If you’re surprised, get in line. This film had a lot going for it. There’s a remarkable amount of talent here: Jake Gyllenhaal, Rebecca Ferguson, and Ryan Reynolds star. Hiroyuki Sanada is aboard (splendid in Sunshine), and Olga Dihovichnaya and Ariyon Bakare round out the crew. Sure, Reynolds seems a tad too hotheaded and quippy for an astronaut –a little Deadpool-lite — and Gyllenhaal is a bit sullen, but everyone’s watchable. The special effects team did great work: the requisite floating fluids and weightless humans and space vistas all are beyond reproach. And Daniel Espinosa’s direction is serviceable, at least once you figure out Life is piling all its eggs in the jump-scare basket. So what’s the problem?
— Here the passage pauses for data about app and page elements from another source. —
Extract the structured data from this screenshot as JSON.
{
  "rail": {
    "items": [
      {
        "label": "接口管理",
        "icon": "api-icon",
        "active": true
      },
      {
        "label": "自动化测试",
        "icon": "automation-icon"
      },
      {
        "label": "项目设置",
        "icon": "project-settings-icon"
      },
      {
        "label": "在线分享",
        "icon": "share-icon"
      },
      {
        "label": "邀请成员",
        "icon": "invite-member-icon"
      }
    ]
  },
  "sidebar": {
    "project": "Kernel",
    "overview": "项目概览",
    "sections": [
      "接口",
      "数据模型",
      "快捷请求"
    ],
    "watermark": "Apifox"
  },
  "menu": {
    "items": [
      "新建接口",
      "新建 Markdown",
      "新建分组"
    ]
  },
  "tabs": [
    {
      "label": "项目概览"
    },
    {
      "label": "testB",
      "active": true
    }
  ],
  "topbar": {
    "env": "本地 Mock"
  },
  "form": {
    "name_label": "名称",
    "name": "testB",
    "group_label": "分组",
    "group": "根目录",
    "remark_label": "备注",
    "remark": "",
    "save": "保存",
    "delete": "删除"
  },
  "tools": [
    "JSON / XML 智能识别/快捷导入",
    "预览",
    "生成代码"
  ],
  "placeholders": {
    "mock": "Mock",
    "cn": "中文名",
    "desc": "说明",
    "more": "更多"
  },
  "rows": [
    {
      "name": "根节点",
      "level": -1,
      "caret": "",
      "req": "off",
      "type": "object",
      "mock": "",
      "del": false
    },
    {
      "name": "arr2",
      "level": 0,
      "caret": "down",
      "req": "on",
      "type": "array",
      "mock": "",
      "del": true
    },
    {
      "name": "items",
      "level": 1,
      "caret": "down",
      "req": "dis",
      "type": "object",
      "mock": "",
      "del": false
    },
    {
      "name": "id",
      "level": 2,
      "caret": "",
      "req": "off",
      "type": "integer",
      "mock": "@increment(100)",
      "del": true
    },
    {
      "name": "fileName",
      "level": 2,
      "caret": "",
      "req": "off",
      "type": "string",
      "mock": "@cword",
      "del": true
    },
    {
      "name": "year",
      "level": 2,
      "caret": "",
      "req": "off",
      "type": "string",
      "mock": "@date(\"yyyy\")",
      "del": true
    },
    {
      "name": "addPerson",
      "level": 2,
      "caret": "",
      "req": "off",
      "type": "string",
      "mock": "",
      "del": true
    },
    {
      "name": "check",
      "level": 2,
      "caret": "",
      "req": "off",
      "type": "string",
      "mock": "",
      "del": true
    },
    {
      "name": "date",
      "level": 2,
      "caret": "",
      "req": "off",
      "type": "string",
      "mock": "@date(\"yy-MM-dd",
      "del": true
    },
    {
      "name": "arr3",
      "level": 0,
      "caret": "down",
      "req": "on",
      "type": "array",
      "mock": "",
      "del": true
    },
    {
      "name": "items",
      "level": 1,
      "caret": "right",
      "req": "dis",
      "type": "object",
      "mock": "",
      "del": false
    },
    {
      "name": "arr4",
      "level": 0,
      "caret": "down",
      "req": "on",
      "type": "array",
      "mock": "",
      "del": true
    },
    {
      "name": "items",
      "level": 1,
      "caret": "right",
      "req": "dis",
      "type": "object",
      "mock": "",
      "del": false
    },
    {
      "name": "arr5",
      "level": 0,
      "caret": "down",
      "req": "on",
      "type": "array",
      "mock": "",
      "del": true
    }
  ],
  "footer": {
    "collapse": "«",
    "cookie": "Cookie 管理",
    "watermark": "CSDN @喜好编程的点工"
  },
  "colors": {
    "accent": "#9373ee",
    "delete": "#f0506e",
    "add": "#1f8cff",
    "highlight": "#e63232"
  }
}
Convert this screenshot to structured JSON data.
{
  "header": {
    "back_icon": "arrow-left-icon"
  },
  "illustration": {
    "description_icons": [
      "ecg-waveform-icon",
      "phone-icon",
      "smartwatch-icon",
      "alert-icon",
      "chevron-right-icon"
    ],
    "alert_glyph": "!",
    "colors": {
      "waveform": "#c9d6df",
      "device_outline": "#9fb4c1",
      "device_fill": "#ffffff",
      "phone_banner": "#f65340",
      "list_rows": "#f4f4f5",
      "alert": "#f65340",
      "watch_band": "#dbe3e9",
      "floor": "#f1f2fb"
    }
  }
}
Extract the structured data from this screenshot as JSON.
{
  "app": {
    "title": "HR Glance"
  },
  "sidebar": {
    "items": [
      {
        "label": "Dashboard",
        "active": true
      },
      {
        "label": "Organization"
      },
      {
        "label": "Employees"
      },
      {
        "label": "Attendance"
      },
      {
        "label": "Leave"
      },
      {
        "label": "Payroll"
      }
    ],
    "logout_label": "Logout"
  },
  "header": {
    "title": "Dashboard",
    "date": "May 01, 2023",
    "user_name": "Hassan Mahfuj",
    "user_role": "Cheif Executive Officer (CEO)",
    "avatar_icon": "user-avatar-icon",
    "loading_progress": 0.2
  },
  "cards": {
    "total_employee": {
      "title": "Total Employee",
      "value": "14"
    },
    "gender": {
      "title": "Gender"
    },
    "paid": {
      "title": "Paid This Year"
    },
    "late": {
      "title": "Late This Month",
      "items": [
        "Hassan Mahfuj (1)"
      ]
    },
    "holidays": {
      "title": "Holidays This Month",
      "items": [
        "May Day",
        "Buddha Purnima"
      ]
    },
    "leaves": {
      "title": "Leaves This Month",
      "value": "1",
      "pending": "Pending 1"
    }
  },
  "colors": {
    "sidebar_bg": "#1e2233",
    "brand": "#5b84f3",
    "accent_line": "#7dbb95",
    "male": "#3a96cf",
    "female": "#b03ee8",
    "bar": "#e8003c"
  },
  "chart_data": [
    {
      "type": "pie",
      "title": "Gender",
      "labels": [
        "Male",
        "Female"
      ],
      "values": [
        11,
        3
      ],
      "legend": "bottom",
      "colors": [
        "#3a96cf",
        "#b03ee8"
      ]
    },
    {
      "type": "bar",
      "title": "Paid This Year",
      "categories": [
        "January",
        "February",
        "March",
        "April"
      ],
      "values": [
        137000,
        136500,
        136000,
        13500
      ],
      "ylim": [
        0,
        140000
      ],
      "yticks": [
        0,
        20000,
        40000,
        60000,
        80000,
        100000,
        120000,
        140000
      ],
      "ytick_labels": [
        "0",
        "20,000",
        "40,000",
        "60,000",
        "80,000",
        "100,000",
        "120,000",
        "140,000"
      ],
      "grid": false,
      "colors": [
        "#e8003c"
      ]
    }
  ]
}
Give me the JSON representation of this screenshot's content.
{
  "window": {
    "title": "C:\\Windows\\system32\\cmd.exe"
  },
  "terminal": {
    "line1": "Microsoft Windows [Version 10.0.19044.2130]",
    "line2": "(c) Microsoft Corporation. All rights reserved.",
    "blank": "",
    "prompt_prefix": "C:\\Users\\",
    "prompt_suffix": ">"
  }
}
It’s dumb. And worse, so are the characters in it.
A brief aside: I once attended a workshop at the American Film Institute whose sole stated purpose was to teach screenwriting to scientists. (It was sponsored by the Air Force. Your tax dollars paid for this. I am not making this up.) For a week, about a More >
My mother once told me that in real life, no one would like Murphy Brown. In reality, you see, there’s no laugh track — and to actually share office space with Candice Bergen’s quick-mouthed TV journalist (and brave her unending caustic jabs) would, she thought, get pretty old pretty fast. Seen in situ with the goofy and upbeat cast of FYI, Murphy is gloriously entertaining. Strip away her foils, though, and … hmm, maybe not.
Similar deal with Logan. Notwithstanding X-Men Origins: Wolverine, the adamantium hero typically sings backup as a scowling, gruff-stuff agitator to the X-Men. He pops up now and then in those ensemble pictures, brooding under a thunderhead of Bad Mood, dishes out some snarky quip and it’s on to the next thing. (The McAvoy/Fassbender recruiting scene in X-Men: First Class springs to mind.) He’s the emotional California: Fun to visit, but we wouldn’t want to live there.
But what if the King of Sullen actually told his own story? And I don’t mean a cookie-cutter hero picture with yellow leotards and gleaming blades and blinking screens of doom, but a hard look at the world this misanthrope actually would occupy. What does a real Wolverine movie look like?
It looks like this. Logan is the movie Wolverine always deserved, but not necessarily the one you wanted to see.
For starters, it’s dark, harsh, loud, and bloody. (No complaint on the latter: It’s amazing that a hero whose main ability is slicing people with knuckle-swords has steered clear of true gore More >
You know the drill. Another year, another trip around the sun, and it’s all for THIS. We here at The Parsing Haus are doing it again, shined and primed for a long and robust jaw-aching feed at the swollen teat of decadent celebrity culture.
Join us on Sunday, February 26 for live coverage of the 2017 Academy Awards; bury your hungry snout in our trough of cinephiliac num-nums and popcorn and snark-dumplings and perfect little starfucker sundaes topped with delicious bon mots. It’s a feast. You’re welcome.
- Our live red carpet coverage starts ~2:30 pacific / ~5:30 eastern (TBA) (watch: ABC)
- Our live Oscar coverage starts 4:00 pacific / 7:00 eastern (TBA) (watch: ABC)
So tune in right here. It’s going to be choice.*
* – and don’t forget to refresh the page. On some browsers, the live blog software we use doesn’t auto-update. We’ll fix this someday, probably.